Christopher Paul Stelling - Labor Against Waste: One of this year's Newport Folk acts, Labor Against Waste definitely feels like a standard folk album, and sometimes delves into Mumford-style driving musical moments. It's a pretty good album, fairly able to be overlooked given the quality of music out this week, but still a pretty decent listen on a whole.
The Lonesome Trio - The Lonesome Trio: Album of the week, and true contender for album of the year, is the debut album by The Lonesome Trio. I looked this up for one reason, and that's because Ed Helms of The Office is one of the members of the band. It turns out that it's one of the better roots records of recent memory, and would be absolutely worthy even if one of the members wasn't famous. Just really great from start to finish, and highly recommended.
Lenka - The Bright Side: Lenka's fourth album sounds a lot like Lenka. It's poppy yet sparse, feels happy but nothing is terribly sticky. I can't say it left much of any impression on me at all, to be honest, which I guess is a condemnation in itself. If you like Lenka, this is worth a listen, but it's nothing special.
Heartless Bastards - Restless Ones: In an era with so many throwback rock bands, post-rock bands, and so on, Heartless Bastards tend to stand out for me because of how straightforward they are. The ambiguous vocals, the mid-tempo songs, it all always works for me even if it's not the greatest thing released at a given time. If I have a complaint about this album, it's that the production values feel a little too polished, which doesn't always work with the sort of dirty rock and roll we've come to expect, but this is still a quality listen this week.
Giorgio Morodor - Deja Vu: Iconic producer and disco artist Giorgio Morodor's first album in 30 years is surprising not only due to the fact that it exists at all, but that it's surprisingly modern. I suppose working with Daft Punk might have some influence, but the result (with the exception of the really bizarre Britney Spears collaboration on "Tom's Diner") is a wonderful experience to listen to. If you're into electronic music, you owe yourself to listen to this. If you liked old disco, this is worth your time, too, given Morodor's record. Just a good time all around.

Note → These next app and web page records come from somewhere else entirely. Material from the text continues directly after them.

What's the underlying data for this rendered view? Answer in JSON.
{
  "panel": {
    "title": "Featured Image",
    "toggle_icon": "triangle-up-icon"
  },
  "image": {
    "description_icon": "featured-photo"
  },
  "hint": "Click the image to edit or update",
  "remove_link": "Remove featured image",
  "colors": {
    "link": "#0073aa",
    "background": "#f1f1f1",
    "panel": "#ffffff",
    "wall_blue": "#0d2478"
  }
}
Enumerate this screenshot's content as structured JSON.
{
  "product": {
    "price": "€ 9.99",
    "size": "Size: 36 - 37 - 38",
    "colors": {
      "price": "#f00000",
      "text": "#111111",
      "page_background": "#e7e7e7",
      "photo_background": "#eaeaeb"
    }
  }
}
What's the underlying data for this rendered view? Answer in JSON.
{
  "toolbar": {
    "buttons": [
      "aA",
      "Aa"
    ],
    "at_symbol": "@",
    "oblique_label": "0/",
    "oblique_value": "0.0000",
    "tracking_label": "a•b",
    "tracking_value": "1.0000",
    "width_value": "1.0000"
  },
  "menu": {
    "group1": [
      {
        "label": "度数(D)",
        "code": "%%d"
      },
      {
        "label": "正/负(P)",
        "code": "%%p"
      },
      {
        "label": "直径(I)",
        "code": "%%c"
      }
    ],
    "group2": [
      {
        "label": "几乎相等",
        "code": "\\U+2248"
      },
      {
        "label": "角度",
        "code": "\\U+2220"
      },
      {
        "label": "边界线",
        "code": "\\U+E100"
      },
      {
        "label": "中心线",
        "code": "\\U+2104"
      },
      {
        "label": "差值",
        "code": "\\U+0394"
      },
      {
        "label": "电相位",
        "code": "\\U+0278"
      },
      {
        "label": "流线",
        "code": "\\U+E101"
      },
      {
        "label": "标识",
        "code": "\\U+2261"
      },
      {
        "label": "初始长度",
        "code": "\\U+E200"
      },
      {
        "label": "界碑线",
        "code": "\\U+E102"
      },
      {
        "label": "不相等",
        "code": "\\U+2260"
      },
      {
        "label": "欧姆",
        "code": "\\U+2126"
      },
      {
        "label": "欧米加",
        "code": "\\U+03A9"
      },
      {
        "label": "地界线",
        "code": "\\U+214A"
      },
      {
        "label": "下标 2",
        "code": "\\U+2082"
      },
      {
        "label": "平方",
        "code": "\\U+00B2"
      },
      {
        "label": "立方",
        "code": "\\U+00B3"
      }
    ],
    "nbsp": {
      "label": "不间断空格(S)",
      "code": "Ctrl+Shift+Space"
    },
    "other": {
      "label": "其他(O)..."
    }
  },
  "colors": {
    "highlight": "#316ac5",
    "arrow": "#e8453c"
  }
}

Alpine - Yuck: I forget what got me into Alpine initially, but what's the most interesting about the latest album is how utterly unmemorable it is. On first listen, I can't recall a thing about it except it sort of sounds like Alpine? That's not really good news, especially for acts that try to do something a little off-center. I'll give this another listen, but nothing sticks out for me on this one.
Mika - No Place in Heaven: Mika's style of pop cabaret still works really well even though I find myself less into it as I get older. This new album is filled with a lot of good hooks, and whether there's a solid winner like "Grace Kelly" was a few years back, I'm not entirely sure. Still, if you're into the type of thing that Mika is offering, this is definitely worth a spin.
Ryn Weaver - The Fool: Last week I mentioned how Florence and the Machine have gone a little more mainstream, and then here comes Ryn Weaver to fill that Florence gap rather nicely. It's a pretty straightforward album, sometimes maybe a little too over the top, but that's okay - it's still a pretty good album and a fairly decent gap-filler in that regard. Whether this will have legs or staying power remains to be seen, though. Certainly worth a listen, especially if you were looking for something different from Florence.
Nate Ruess - Grand Romantic: Nate Reuss, lead singer of Fun, former lead singer of The Format, offers his first solo album. Surprise, surprise, it sounds like a Fun album. I liked Aim and Ignite and found Some Nights to be insufferable, and this one is squarely in the middle, filled with both smart pop options and some excess to boot. I hesitate to call it a vanity project given how many things Ruess is involved with, but it sounds like a vanity project far too often, and perhaps that's the most damning part.
Mates of State - You're Going to Make It: Mates of State are back with a new EP, and it's definitely the most fun thing they've put out since their covers album about five years back. The leadoff track feels like classic Mates of State in many ways, and that's great, and this being a quick hit doesn't necessary hurt, either. If this is a teaser for a new album, consider me intrigued.
Toad the Wet Sprocket - The Architect of the Ruin: Toad the Wet Sprocket also dropped a surprise EP this week. The opening song is probably the most "rock" they've done since they got back together, and there's also a pretty straightforward take on Glen Phillips's solo song "Finally Fading" to go along with the six song EP. Overall? This is closer to what I've been hoping for from one of my all-time favorite bands. Assuming they continue to release music, here's to hoping we get more like this.
The Earnest Lovers - Sing Sad Songs: I hadn't heard of The Earnest Lovers prior to this week, but talk about a neat throwback country act, this one really hits the right notes for me. Not a ton to say except that you should check this out if classic country is your thing.
Kaia Kater - Sorrow Bound: Final new release today is from Kaia Kater, who is a young Canadian artist who has put out what is a fairly impressive, understated folk record. It's not an album that will hook you in immediately, but it's definitely one that I was a big fan of by the time it was over. I'm definitely looking to spend more time with it.